BOURNEMOUTH and Poole have issued messages of support following last night’s terror attack in Manchester that has so far claimed the lives of 22 people including children.

There were also 59 people injured in the blast at the Manchester Arena pop concert after a suicide bomber targeted parents and children moments after a concert by US singer Ariana Grande.

It is understood that the attack was carried out by a lone male who was killed in the explosion.

Now people have come together to send messages of support to all those affected by the brutal attack.

Team Rector of Bournemouth's Town Centre Parish, Revd Ian Terry told the Daily Echo he was “shocked” to hear the news and that his thoughts and prayers were with those affected.

He was staying in Manchester – very close to where the attack took place – at the same time that the attack occurred in Westminster when six people, including the attacker, died and around 50 people were injured.

“I know for sure, from my own friendly relationships with our very peace-loving Muslim community here in Bournemouth, that this suicide bomber’s activities are the activities of a small violent minority and they don’t represent the majority of Muslims in this country who will be as shocked and horrified as I am,” he said.

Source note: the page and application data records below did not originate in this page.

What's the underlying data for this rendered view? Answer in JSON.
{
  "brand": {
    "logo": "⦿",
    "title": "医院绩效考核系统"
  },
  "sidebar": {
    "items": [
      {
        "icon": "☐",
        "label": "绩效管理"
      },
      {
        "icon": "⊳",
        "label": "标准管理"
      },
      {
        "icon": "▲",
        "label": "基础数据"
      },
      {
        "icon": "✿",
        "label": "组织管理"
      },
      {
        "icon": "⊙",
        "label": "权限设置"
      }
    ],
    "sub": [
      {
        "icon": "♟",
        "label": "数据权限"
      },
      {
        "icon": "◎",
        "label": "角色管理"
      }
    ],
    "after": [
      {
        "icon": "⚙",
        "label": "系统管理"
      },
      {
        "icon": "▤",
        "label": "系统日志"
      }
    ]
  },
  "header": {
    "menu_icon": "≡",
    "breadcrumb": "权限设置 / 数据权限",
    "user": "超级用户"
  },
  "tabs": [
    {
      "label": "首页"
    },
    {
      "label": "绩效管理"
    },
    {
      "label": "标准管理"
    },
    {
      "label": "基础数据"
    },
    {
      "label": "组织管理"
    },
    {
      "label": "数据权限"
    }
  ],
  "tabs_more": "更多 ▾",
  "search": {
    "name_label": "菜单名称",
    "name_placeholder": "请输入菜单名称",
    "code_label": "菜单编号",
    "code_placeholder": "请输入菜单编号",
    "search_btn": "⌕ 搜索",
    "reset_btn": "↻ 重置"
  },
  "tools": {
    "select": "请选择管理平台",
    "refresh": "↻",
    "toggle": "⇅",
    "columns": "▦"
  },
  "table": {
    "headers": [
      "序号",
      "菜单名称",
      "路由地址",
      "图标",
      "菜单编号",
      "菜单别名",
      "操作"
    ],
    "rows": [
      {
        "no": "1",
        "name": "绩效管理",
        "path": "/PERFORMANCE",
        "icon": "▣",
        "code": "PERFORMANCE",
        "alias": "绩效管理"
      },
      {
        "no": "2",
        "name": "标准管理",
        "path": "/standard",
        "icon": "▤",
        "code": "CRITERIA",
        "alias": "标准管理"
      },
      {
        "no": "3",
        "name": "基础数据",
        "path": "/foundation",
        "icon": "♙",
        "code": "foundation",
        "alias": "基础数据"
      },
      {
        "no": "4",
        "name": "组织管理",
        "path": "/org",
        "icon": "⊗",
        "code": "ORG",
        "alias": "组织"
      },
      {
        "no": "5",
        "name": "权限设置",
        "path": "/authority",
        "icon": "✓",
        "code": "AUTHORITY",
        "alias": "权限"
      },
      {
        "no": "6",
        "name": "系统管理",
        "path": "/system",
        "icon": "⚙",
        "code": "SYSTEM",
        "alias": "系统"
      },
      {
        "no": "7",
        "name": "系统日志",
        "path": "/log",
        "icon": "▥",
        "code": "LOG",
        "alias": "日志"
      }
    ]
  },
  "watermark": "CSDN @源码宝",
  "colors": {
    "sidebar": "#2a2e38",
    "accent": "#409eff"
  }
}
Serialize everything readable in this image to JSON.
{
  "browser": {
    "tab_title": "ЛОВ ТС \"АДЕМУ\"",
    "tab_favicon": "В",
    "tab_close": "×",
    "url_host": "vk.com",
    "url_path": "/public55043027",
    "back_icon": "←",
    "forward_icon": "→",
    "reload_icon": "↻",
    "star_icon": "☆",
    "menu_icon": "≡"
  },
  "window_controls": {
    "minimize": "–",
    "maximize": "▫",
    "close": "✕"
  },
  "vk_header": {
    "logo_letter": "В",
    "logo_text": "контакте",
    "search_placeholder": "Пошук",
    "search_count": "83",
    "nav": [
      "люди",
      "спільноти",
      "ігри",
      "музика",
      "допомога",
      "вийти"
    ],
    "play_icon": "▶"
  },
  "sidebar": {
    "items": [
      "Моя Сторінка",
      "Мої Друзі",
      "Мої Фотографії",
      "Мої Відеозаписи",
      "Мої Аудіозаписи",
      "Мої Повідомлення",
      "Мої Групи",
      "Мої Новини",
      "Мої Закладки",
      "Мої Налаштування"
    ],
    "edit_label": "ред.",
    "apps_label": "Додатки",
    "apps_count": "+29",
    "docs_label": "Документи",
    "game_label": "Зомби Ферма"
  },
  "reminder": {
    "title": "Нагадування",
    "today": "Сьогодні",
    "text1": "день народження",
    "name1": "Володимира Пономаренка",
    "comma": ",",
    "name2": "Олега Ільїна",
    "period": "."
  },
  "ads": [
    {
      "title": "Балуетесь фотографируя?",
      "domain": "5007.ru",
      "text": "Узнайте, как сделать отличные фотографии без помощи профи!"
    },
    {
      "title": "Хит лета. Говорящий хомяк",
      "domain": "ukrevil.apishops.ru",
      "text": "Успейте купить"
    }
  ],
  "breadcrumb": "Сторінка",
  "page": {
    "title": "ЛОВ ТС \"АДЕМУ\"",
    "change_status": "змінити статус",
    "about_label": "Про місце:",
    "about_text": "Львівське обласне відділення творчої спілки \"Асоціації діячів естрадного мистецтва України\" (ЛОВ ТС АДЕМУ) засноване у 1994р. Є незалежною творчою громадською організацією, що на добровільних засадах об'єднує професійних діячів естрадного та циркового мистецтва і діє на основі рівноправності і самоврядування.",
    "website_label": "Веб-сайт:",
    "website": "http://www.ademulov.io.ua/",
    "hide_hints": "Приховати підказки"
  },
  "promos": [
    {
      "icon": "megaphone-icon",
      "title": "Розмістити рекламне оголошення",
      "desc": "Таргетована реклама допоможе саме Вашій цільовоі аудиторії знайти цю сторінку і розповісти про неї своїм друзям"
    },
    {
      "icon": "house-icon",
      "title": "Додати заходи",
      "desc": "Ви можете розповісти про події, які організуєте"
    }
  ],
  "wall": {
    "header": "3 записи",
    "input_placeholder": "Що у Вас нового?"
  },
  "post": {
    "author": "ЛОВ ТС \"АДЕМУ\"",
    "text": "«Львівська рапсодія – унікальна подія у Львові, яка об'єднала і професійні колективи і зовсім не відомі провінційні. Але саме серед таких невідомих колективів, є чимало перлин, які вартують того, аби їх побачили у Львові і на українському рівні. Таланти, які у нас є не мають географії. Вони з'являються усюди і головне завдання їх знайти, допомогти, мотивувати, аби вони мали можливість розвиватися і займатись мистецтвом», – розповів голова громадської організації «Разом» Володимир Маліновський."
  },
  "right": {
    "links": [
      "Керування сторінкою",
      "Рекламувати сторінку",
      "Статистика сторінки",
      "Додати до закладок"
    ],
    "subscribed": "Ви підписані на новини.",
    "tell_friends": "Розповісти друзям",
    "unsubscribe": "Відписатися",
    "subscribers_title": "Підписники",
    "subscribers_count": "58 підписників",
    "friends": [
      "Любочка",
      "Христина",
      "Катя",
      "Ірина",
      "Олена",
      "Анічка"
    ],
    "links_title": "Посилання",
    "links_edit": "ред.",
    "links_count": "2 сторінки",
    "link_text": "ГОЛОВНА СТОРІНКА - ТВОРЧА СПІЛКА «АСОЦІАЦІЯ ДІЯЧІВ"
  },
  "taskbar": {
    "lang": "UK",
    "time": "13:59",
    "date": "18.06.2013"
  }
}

“I want to stand together with all peace-loving citizens against this horrific action. As we unite, everyone of all faiths and none, in our expression of outrage against this horrors it is right for us to ensure that this doesn’t escalate into the demonising of ethnic groups. That would be ‘playing the game’.

“If, as a result of this dreadful attack, different ethnic groups demonised each other that would be the result that the suicide bomber wants. We don’t want to give them that.”

Rabbi Maurice Michaels, of the Bournemouth Reform Synagogue, said: “My first thoughts are for those who are critically ill and the bereaved families.

“My heart just goes out to them.

“We go to something like a concert to have fun and to have lives taken away like this is just barbarous.

“There is quite clearly a total disregard for the sanctity of life here.

“All they seemed intent to do – wherever they are from - is cause as much fear as they possibly can. Why I don’t know. I don’t know where they think it will take them. I can see no motivation for doing this.

“It is senseless.

“If they think that somehow they will be rewarded for this in heaven then they have a very warped idea.

“It is not a representation of religion or faith.

“One just feels almost helpless but yet there is actually a lot we can do to support the bereaved and make sure the injured are properly able to recover.

“There are also emotional concerns to even those who were physically fine.

“What do they do the next time?

“These were young people who have their whole lives ahead of them. It doesn’t bare thinking about. All the potential that has just been stolen from these people and their families – it just makes you want to cry.”

Imam Majid Yasin said: “We are very sad today. We condemn whoever did this, deeply.

“These people are the enemy of humanity and an enemy of themselves.

“They are criminals. I can’t say anything about them apart from they are criminals.

“The Government should take hard action against these people because they are killers.”

He said that he watched the horrors unfold on television last night and called the actions “disgusting”.

“These people should not be allowed within our society,” he added.

“This community condemns this deeply and our thoughts go to the families.”

Superintendent Mike Rogers, of Dorset Police, said: “Our thoughts are with everyone who has been affected by the events in Manchester and our deepest condolences are with the families and friends of those who tragically lost their lives.

“Dorset Police stand with Greater Manchester Police and other forces across the country. Public safety is our priority and we have a variety of established operational tactics that are regularly used to ensure that our local communities and businesses are both well prepared and protected.

“Our aim is to reduce the risk to the public and maximise public awareness. As is normal practice, we are in touch with national anti-terrorism coordinators.

“A this time there has been no change to the threat level in the UK but this is reviewed on a national basis and Dorset Police will, if necessary, respond accordingly. We regularly review intelligence and information and would like to reassure the public that at this time there is no specific threat to Dorset. The public should be alert but not alarmed.

“The advice remains the same – members of the public should always remain alert to the danger of terrorism and report any suspicious activity to police on 999 or the anti-terrorist hotline 0800 789 321.”

Bournemouth mayor Cllr Eddie Coope said: "My thoughts very much turn to Manchester today. I am deeply saddened by the tragic event that has taken place. 

"I am thinking of the victims and their families and extend my sincere condolences to those grieving this immeasurable loss."

Mayor of Poole, Cllr Lindsay Wilson, said: “My thoughts, and the thoughts of everyone at the Borough of Poole, are with all affected by last night’s senseless attack in Manchester. My heart goes out to all involved, their families and friends.”

Both Bournemouth Borough Council and the Borough of Poole will be flying their flags at half-mast today as a message of support to Manchester.

More follows.